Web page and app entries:
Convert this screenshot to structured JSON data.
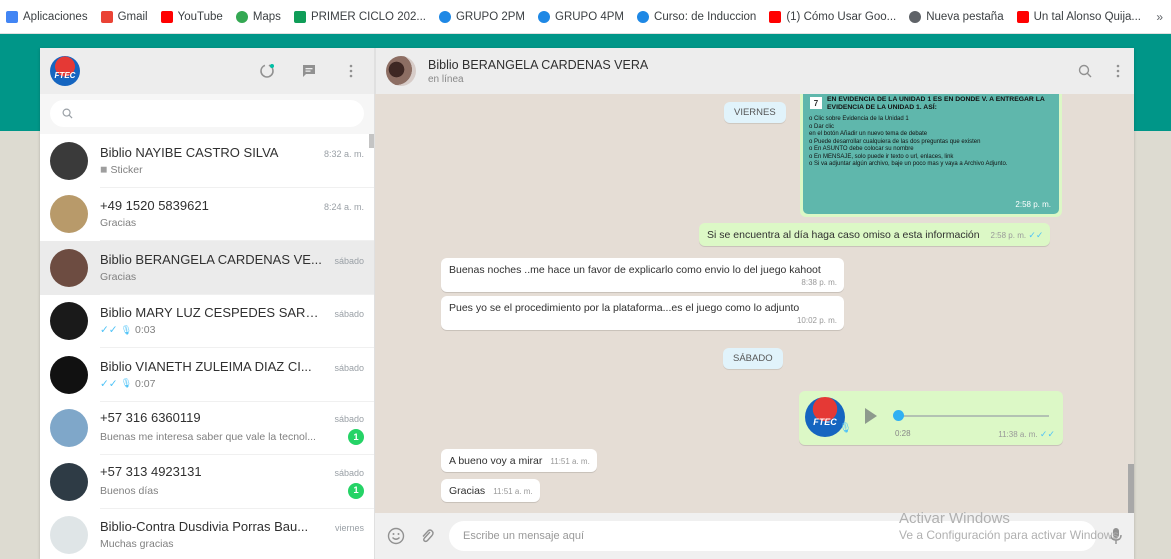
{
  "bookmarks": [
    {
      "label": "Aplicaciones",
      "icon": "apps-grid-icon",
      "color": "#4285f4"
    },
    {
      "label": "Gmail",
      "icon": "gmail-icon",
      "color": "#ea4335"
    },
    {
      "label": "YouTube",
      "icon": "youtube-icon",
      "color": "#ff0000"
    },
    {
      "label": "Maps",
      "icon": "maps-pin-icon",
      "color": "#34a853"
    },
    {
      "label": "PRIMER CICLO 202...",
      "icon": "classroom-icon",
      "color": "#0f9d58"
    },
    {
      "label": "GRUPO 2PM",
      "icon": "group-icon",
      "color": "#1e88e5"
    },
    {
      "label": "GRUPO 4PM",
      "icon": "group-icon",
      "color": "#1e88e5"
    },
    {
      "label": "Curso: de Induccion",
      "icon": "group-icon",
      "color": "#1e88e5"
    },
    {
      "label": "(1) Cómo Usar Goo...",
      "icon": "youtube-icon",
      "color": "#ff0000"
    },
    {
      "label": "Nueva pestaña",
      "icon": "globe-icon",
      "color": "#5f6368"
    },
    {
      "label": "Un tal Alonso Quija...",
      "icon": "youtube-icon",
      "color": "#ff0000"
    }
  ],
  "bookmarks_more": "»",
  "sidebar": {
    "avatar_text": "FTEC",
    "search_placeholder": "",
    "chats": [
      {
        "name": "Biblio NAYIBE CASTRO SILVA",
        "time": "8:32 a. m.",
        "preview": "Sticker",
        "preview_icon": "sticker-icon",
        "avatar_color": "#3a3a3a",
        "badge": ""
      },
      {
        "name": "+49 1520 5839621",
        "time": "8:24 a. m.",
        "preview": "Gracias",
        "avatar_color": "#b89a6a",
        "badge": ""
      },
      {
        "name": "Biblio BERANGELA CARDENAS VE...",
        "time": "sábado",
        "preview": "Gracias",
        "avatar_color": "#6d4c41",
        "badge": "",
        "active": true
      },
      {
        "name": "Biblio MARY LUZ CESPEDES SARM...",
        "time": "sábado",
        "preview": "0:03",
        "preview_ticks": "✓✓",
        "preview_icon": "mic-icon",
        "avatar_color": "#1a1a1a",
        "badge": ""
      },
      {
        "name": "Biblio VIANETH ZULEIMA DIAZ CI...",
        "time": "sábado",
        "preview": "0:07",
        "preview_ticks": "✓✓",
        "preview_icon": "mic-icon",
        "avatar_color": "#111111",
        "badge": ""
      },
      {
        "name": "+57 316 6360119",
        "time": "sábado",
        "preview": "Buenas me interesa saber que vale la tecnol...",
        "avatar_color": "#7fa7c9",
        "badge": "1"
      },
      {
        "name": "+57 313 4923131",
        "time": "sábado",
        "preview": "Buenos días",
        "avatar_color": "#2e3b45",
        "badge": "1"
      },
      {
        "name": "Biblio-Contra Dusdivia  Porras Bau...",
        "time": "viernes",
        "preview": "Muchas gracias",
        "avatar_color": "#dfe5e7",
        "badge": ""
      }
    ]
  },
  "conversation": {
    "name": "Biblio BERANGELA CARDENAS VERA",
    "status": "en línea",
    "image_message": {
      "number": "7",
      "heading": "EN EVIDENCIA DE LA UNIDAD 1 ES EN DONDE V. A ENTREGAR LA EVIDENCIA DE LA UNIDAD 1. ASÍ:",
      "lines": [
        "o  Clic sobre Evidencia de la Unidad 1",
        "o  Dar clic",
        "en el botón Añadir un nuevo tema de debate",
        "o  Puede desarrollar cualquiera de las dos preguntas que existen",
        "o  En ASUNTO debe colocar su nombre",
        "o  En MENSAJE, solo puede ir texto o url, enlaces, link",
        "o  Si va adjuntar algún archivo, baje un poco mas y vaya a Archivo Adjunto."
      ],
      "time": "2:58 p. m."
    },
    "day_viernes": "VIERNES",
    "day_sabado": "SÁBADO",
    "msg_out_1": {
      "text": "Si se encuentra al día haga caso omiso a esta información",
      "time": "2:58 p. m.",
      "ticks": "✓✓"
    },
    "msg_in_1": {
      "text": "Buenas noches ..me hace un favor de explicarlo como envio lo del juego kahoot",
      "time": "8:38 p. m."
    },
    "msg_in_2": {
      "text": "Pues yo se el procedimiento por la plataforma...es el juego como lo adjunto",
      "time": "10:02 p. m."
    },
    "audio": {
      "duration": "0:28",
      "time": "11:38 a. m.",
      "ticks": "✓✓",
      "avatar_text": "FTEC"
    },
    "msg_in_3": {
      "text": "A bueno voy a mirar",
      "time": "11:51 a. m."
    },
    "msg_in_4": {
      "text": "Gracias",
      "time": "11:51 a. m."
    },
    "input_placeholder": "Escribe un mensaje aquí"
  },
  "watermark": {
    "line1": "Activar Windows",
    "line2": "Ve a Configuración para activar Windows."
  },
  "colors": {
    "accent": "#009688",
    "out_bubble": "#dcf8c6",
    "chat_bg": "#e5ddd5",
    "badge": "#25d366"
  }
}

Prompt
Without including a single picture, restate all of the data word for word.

Response to the exercise
Convert this screenshot to structured JSON data.
{
  "bookmarks": [
    {
      "label": "Aplicaciones",
      "icon": "apps-grid-icon",
      "color": "#4285f4"
    },
    {
      "label": "Gmail",
      "icon": "gmail-icon",
      "color": "#ea4335"
    },
    {
      "label": "YouTube",
      "icon": "youtube-icon",
      "color": "#ff0000"
    },
    {
      "label": "Maps",
      "icon": "maps-pin-icon",
      "color": "#34a853"
    },
    {
      "label": "PRIMER CICLO 202...",
      "icon": "classroom-icon",
      "color": "#0f9d58"
    },
    {
      "label": "GRUPO 2PM",
      "icon": "group-icon",
      "color": "#1e88e5"
    },
    {
      "label": "GRUPO 4PM",
      "icon": "group-icon",
      "color": "#1e88e5"
    },
    {
      "label": "Curso: de Induccion",
      "icon": "group-icon",
      "color": "#1e88e5"
    },
    {
      "label": "(1) Cómo Usar Goo...",
      "icon": "youtube-icon",
      "color": "#ff0000"
    },
    {
      "label": "Nueva pestaña",
      "icon": "globe-icon",
      "color": "#5f6368"
    },
    {
      "label": "Un tal Alonso Quija...",
      "icon": "youtube-icon",
      "color": "#ff0000"
    }
  ],
  "bookmarks_more": "»",
  "sidebar": {
    "avatar_text": "FTEC",
    "search_placeholder": "",
    "chats": [
      {
        "name": "Biblio NAYIBE CASTRO SILVA",
        "time": "8:32 a. m.",
        "preview": "Sticker",
        "preview_icon": "sticker-icon",
        "avatar_color": "#3a3a3a",
        "badge": ""
      },
      {
        "name": "+49 1520 5839621",
        "time": "8:24 a. m.",
        "preview": "Gracias",
        "avatar_color": "#b89a6a",
        "badge": ""
      },
      {
        "name": "Biblio BERANGELA CARDENAS VE...",
        "time": "sábado",
        "preview": "Gracias",
        "avatar_color": "#6d4c41",
        "badge": "",
        "active": true
      },
      {
        "name": "Biblio MARY LUZ CESPEDES SARM...",
        "time": "sábado",
        "preview": "0:03",
        "preview_ticks": "✓✓",
        "preview_icon": "mic-icon",
        "avatar_color": "#1a1a1a",
        "badge": ""
      },
      {
        "name": "Biblio VIANETH ZULEIMA DIAZ CI...",
        "time": "sábado",
        "preview": "0:07",
        "preview_ticks": "✓✓",
        "preview_icon": "mic-icon",
        "avatar_color": "#111111",
        "badge": ""
      },
      {
        "name": "+57 316 6360119",
        "time": "sábado",
        "preview": "Buenas me interesa saber que vale la tecnol...",
        "avatar_color": "#7fa7c9",
        "badge": "1"
      },
      {
        "name": "+57 313 4923131",
        "time": "sábado",
        "preview": "Buenos días",
        "avatar_color": "#2e3b45",
        "badge": "1"
      },
      {
        "name": "Biblio-Contra Dusdivia  Porras Bau...",
        "time": "viernes",
        "preview": "Muchas gracias",
        "avatar_color": "#dfe5e7",
        "badge": ""
      }
    ]
  },
  "conversation": {
    "name": "Biblio BERANGELA CARDENAS VERA",
    "status": "en línea",
    "image_message": {
      "number": "7",
      "heading": "EN EVIDENCIA DE LA UNIDAD 1 ES EN DONDE V. A ENTREGAR LA EVIDENCIA DE LA UNIDAD 1. ASÍ:",
      "lines": [
        "o  Clic sobre Evidencia de la Unidad 1",
        "o  Dar clic",
        "en el botón Añadir un nuevo tema de debate",
        "o  Puede desarrollar cualquiera de las dos preguntas que existen",
        "o  En ASUNTO debe colocar su nombre",
        "o  En MENSAJE, solo puede ir texto o url, enlaces, link",
        "o  Si va adjuntar algún archivo, baje un poco mas y vaya a Archivo Adjunto."
      ],
      "time": "2:58 p. m."
    },
    "day_viernes": "VIERNES",
    "day_sabado": "SÁBADO",
    "msg_out_1": {
      "text": "Si se encuentra al día haga caso omiso a esta información",
      "time": "2:58 p. m.",
      "ticks": "✓✓"
    },
    "msg_in_1": {
      "text": "Buenas noches ..me hace un favor de explicarlo como envio lo del juego kahoot",
      "time": "8:38 p. m."
    },
    "msg_in_2": {
      "text": "Pues yo se el procedimiento por la plataforma...es el juego como lo adjunto",
      "time": "10:02 p. m."
    },
    "audio": {
      "duration": "0:28",
      "time": "11:38 a. m.",
      "ticks": "✓✓",
      "avatar_text": "FTEC"
    },
    "msg_in_3": {
      "text": "A bueno voy a mirar",
      "time": "11:51 a. m."
    },
    "msg_in_4": {
      "text": "Gracias",
      "time": "11:51 a. m."
    },
    "input_placeholder": "Escribe un mensaje aquí"
  },
  "watermark": {
    "line1": "Activar Windows",
    "line2": "Ve a Configuración para activar Windows."
  },
  "colors": {
    "accent": "#009688",
    "out_bubble": "#dcf8c6",
    "chat_bg": "#e5ddd5",
    "badge": "#25d366"
  }
}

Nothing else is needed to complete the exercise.